Let’s talk technology, because you do have a background in IT and digital media, which is a great experience to share with your students. As more and more journalism goes digital, we have to prepare our students for careers that are becoming more technical and technology driven. What do you see in terms of future opportunities for the Coast Report to explore different digital platforms?   

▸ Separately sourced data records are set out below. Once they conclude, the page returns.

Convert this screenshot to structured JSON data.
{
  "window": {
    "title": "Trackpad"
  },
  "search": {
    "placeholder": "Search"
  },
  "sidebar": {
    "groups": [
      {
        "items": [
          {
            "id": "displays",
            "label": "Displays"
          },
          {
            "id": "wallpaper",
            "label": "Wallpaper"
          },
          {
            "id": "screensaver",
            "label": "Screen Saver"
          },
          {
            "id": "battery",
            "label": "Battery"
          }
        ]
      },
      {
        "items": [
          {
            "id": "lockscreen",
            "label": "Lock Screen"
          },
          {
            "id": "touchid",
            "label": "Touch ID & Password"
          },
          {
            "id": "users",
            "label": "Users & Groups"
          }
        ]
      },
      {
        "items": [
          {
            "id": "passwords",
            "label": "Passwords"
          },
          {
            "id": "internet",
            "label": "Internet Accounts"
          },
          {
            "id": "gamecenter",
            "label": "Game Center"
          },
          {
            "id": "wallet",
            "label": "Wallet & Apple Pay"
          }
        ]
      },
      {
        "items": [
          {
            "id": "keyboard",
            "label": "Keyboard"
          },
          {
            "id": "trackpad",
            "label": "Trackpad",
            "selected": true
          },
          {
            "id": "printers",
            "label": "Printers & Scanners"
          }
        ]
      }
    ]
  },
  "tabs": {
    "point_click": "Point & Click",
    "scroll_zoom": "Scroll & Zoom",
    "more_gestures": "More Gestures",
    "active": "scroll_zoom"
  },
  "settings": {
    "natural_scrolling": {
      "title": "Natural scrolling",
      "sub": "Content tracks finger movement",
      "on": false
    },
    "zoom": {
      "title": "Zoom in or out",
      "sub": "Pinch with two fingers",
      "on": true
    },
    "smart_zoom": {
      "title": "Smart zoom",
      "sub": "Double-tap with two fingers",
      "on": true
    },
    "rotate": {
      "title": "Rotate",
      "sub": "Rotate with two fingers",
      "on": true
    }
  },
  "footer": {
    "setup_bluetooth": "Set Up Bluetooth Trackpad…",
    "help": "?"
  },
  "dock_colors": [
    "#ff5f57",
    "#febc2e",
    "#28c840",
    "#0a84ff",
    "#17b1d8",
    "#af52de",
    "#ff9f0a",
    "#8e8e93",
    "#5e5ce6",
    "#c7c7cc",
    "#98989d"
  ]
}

Something that I've researched and studied a lot, is actually the evolution of the New York Times. And when I say that, people might think that I'm going back to the late 1800s, but I’m actually going back to 2009; there were people who strongly believed in 2009 that there wouldn't be a New York Times in five or six years. It forced the NYT to undergo this complete digital renovation. They kind of looked at themselves as, ‘we're a digital content producer that, oh by the way, happens to make a newspaper.’ And I kind of see The Coast Report going in that direction. In other words: I think that we're going to be able to produce good journalistic content, it all starts there. If the reporting and the writing isn't good, you're not going to have much, that's where we have to start. But through that, I'd love to see us produce more multimedia, do more video. I’d love to see us do some podcasting, whether that's more long form storytelling, or just something like The Daily, or a news report, or both. 


With the College being mostly online in Fall 2020 due to the COVID-19 pandemic, going digital will become more of a necessity. Is there a sense you have that this could ultimately be a good thing for the Coast Report? How might the students benefit from being forced to publish a 100 percent digital paper?   

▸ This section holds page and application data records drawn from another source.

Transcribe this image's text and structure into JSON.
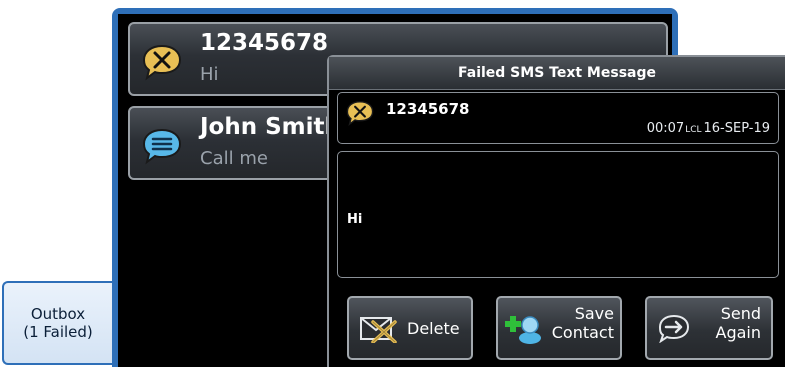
{
  "outbox_tab": {
    "line1": "Outbox",
    "line2": "(1 Failed)"
  },
  "messages": [
    {
      "name": "12345678",
      "preview": "Hi",
      "status_icon": "failed-message-icon"
    },
    {
      "name": "John Smith",
      "preview": "Call me",
      "status_icon": "message-bubble-icon"
    }
  ],
  "dialog": {
    "title": "Failed SMS Text Message",
    "sender": "12345678",
    "time": "00:07",
    "time_zone": "LCL",
    "date": "16-SEP-19",
    "body": "Hi",
    "buttons": {
      "delete": {
        "label": "Delete",
        "icon": "delete-envelope-icon"
      },
      "save_contact": {
        "line1": "Save",
        "line2": "Contact",
        "icon": "add-contact-icon"
      },
      "send_again": {
        "line1": "Send",
        "line2": "Again",
        "icon": "resend-arrow-icon"
      }
    }
  },
  "colors": {
    "frame_blue": "#2e6fb8",
    "failed_icon": "#e8bf55",
    "message_icon": "#58b8e8",
    "add_green": "#2fbf3a"
  }
}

This semester is going to be unique ... I mean, that's the understatement of the year, right? We won't have a printed paper and that's going to change the dynamic of our news operations pretty drastically. But quite honestly, I am really excited about it. I love newspapers — I have a coffee mug that says, ‘I love the smell of newsprint in the morning.’  But, I think that this is a moment where, maybe, we get away from the pressure of the print and focus our energy entirely on the digital. This moment with the pandemic and being online will give us an opportunity to see what that's like, to do it as a digital only outfit, and how that makes us feel, and how the students adapt to it.  

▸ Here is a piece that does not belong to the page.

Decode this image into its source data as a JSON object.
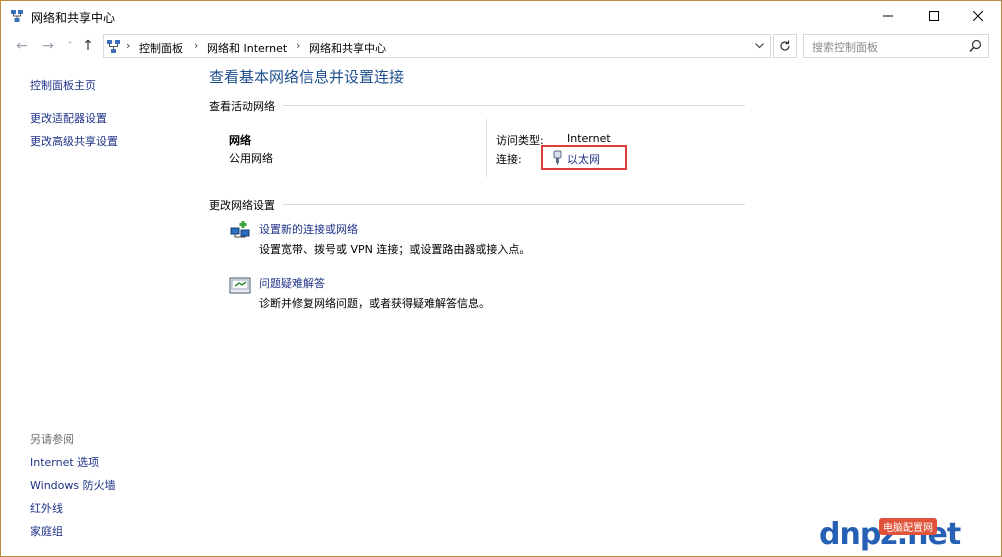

You bring up an interesting point, which is this kind of tug of war between traditional journalism, and delivering news and storytelling through newer types of digital media, like social media or podcasts. It seems like a community college is an ideal place to explore newer technology, because our ultimate goal is to prepare students for their future careers. At the same time, we want students to have a solid educational foundation in journalistic practices, so they can responsibly contribute to the field. How do you balance those two objectives?  

It’s a tremendous challenge and I’m not going to sit here and say that I have perfected the way to do that. But I think one thing that I’m going to emphasize and something that I will tell my students is, it used to be in traditional journalism, whatever that may be, that someone would come in and they’d say ‘I’m a columnist, I write opinion.’ Or they’d come in and say, ‘I cover lifestyle’ or, ‘I cover politics.’ And it just isn't that way anymore. The industry financially doesn't really allow for that anymore. 

Everyone in journalism has to wear multiple hats. But the good part about that is the evolution of the technology has made it much easier for journalists to pick up multiple skills. The way I describe it to my students is, ‘Think about your skills almost like the letter T, where across the top you have writing, maybe photography, something multimedia, design, whatever. And then take one of those and form the vertical part of the T and really go deep into that. If you want to be a writer, get really good at writing, but have some of those other skills that you can use.’  

And the same is true for students looking to transfer to a four-year university — they’ll have clips and experience, and they’ll be able to hit the ground running at a four-year newspaper. Training students to work is one of the reasons I came back to a community college. I want my students to be like the Swiss army knife of reporters, where they will have so many different skill sets they’ll be able to find a job instantly.